God bless you! Sister Mary Peter

Wednesday, February 21, 2007

A Time for Ashes and Renewal

Happy Lent!
Yesterday seemed a bit like Spring, since for the first time in what seemed ages, the temperature was above freezing. And, I thought I heard little birds chirping! No matter the temperature outside, Lent is often called a "Spring time for the Soul."
Sister Hosea and I went to 7:00 AM Mass at the chapel of the Sister Disciples of the Divine Master. After the readings, Father Mark blessed ashes left from last year's palms. Then he marked each of our foreheads with the ashes. This ritual is repeated around the world today to remind us of the need to "repent and believe" the Good News.
The Vatican Council II document on the Liturgy says, "The season of Lent has a twofold character: primarily by recalling or preparing for baptism and by penance, it disposes the faithful, who more diligently hear the Word of God and devote themselves to prayer, to celebrate the paschal mystery.
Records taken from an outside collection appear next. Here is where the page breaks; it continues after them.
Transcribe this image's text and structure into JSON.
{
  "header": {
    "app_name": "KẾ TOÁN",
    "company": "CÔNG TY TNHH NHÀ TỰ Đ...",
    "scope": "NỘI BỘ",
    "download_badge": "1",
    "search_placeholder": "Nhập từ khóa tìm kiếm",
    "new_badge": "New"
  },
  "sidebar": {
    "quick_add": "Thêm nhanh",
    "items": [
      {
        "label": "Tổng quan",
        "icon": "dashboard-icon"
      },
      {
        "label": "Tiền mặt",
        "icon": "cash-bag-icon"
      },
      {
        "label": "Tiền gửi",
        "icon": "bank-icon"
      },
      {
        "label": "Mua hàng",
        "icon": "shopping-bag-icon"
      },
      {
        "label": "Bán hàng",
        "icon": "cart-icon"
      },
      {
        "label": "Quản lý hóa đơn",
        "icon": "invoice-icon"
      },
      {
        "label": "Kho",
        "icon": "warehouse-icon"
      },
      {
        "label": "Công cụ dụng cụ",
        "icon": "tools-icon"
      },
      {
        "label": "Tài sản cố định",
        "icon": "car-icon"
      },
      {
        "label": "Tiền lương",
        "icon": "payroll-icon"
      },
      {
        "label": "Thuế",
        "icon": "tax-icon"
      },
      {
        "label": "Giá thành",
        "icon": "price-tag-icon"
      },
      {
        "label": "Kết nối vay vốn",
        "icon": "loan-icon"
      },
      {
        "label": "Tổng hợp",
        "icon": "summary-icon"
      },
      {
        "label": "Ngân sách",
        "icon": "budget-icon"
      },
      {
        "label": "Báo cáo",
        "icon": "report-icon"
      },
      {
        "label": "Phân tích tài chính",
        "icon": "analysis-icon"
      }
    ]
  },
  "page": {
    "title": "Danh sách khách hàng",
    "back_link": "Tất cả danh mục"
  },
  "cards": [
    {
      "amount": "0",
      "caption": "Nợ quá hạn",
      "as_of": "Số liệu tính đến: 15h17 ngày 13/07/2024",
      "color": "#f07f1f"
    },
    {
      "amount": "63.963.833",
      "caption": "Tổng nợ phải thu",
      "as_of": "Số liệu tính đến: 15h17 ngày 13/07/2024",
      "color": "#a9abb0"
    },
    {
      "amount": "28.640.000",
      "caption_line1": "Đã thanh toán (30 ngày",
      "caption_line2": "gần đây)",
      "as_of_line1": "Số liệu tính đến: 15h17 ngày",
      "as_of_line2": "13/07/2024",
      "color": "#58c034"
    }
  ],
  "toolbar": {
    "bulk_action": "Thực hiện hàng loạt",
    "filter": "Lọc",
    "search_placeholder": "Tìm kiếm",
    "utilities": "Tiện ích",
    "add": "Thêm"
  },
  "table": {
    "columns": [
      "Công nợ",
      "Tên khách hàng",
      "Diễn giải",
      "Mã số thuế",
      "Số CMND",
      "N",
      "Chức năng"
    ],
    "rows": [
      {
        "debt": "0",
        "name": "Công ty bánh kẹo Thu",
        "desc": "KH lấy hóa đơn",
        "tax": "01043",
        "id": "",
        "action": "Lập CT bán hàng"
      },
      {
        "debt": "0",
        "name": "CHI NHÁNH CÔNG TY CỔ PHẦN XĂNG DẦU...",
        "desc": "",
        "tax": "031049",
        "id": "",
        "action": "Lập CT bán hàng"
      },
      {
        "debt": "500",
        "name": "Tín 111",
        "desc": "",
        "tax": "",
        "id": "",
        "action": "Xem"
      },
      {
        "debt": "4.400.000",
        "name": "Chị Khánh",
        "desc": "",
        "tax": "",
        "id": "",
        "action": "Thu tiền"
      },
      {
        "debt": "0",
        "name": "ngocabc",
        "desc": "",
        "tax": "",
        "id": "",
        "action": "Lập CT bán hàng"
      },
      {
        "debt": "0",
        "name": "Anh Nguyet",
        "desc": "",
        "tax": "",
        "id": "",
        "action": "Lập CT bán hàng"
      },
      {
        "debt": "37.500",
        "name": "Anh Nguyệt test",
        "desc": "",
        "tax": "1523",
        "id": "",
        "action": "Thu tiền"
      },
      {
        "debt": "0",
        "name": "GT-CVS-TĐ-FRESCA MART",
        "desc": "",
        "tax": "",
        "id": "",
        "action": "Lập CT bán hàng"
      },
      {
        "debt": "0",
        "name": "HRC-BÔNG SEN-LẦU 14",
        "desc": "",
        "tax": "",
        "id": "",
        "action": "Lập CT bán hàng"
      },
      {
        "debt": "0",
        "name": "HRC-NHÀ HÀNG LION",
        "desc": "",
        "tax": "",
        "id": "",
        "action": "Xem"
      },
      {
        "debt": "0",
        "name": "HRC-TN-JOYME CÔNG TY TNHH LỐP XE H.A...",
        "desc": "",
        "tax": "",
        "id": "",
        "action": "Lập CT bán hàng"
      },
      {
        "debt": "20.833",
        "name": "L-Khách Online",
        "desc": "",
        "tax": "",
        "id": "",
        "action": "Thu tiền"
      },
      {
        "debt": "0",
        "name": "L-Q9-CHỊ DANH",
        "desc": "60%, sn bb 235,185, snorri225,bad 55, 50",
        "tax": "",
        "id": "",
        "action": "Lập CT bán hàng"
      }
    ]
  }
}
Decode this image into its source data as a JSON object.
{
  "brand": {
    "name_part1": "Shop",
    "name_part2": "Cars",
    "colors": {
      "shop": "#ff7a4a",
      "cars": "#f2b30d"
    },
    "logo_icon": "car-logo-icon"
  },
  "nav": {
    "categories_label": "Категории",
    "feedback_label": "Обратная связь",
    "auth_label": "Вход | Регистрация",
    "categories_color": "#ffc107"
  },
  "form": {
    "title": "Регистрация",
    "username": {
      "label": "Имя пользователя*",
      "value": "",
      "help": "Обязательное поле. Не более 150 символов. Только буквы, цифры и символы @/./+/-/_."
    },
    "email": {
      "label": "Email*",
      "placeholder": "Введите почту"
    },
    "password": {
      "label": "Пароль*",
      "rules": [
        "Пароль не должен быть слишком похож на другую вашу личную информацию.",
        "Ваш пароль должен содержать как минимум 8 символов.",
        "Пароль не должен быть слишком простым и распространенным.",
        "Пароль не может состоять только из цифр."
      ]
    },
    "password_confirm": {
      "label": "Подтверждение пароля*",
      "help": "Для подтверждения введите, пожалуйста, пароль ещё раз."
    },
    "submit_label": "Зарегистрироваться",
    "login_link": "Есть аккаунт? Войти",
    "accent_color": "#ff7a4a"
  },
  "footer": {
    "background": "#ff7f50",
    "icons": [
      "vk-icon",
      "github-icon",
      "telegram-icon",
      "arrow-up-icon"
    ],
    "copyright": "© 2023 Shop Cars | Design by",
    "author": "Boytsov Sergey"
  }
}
This twofold character is to be brought into greater prominence...in the liturgy and by liturgical catechesis."
St. Paul said that "Christ did not seek to please himself" (Rm. 15:3). So we have our best model for Lent in Jesus himself.
Father Guido Gandolfo, SSP, commented on our Founder's thoughts on Lent and penance or what the Founder more often called mortification: "To understand precisely the thought of the Founder (Blessed James Alberione) who said 'take on the way of Jesus Christ by means of mortification', we need to speak of adhering so much to Jesus-Way, by following him, even by 'holding on' to him, so that he re-lives his virtues in us today. It is a question then of making space for the One whom we have chosen to love!"
That's a very positive spin on repentance.
Just as in the Spring we do some digging and moving around in our gardens, so the same with our spiritual selves: we dig out the weeds, soften the soil and plant seeds of virtue. We make space for God in our thoughts and in our way of acting, and we spend more time with him in prayer. Best wishes for a great Lent!

Thursday, February 15, 2007

Catching Up

Well, a lot has happened in the past few weeks, and I forgot to enter a blog. Forgive the lapse.
Tonight each time I tried to spell check y blog I somehow erased it!
About two weeks ago I accompanied Sister Hosea to St. Isaac Jogues Church in Pickering, just east of Toronto. The pastor and his assistant were very gracious and allowed us to speak after Communion at each Mass. Folks were very responsive once again. That was the beginning of the truly cold weather. Yet people came and waited patiently in line to be served. One of the books which I spoke about was "Why Go to Confession?" It's a little book by Archbishop Bruno Forte. I had the privilege of getting to know Bruno Forte when he spent a month at our Staten Island house several years ago. Then one Saturday morning in Charleston, South Carolina there was a priest sitting in the sanctuary of St. Mary's Church waiting to concelebrate the Mass. The Sister with me, Sr. Mary Agnes, had been in Staten Island that summer when Father Bruno Forte came to stay with us. We both looked at each other and said, "That's Father Forte!" After Mass he walked over to our book center, and one of his books was on display in our book center window. I am delighted that this new book, so small yet so precious is available to a wider audience. Forte has been and still is an outstanding theologian. Right now he is an Archbishop in Italy. For years he taught theology in Naples, Italy. He would spend his summers in a different country not only to practice his language skills, but to get to understand new cultures and the needs of people. Forte's pocket sized book answers not only why go to confession, but its emphasis is not so much on sin, but on the intensity of God's love waiting to meet us in the Sacrament.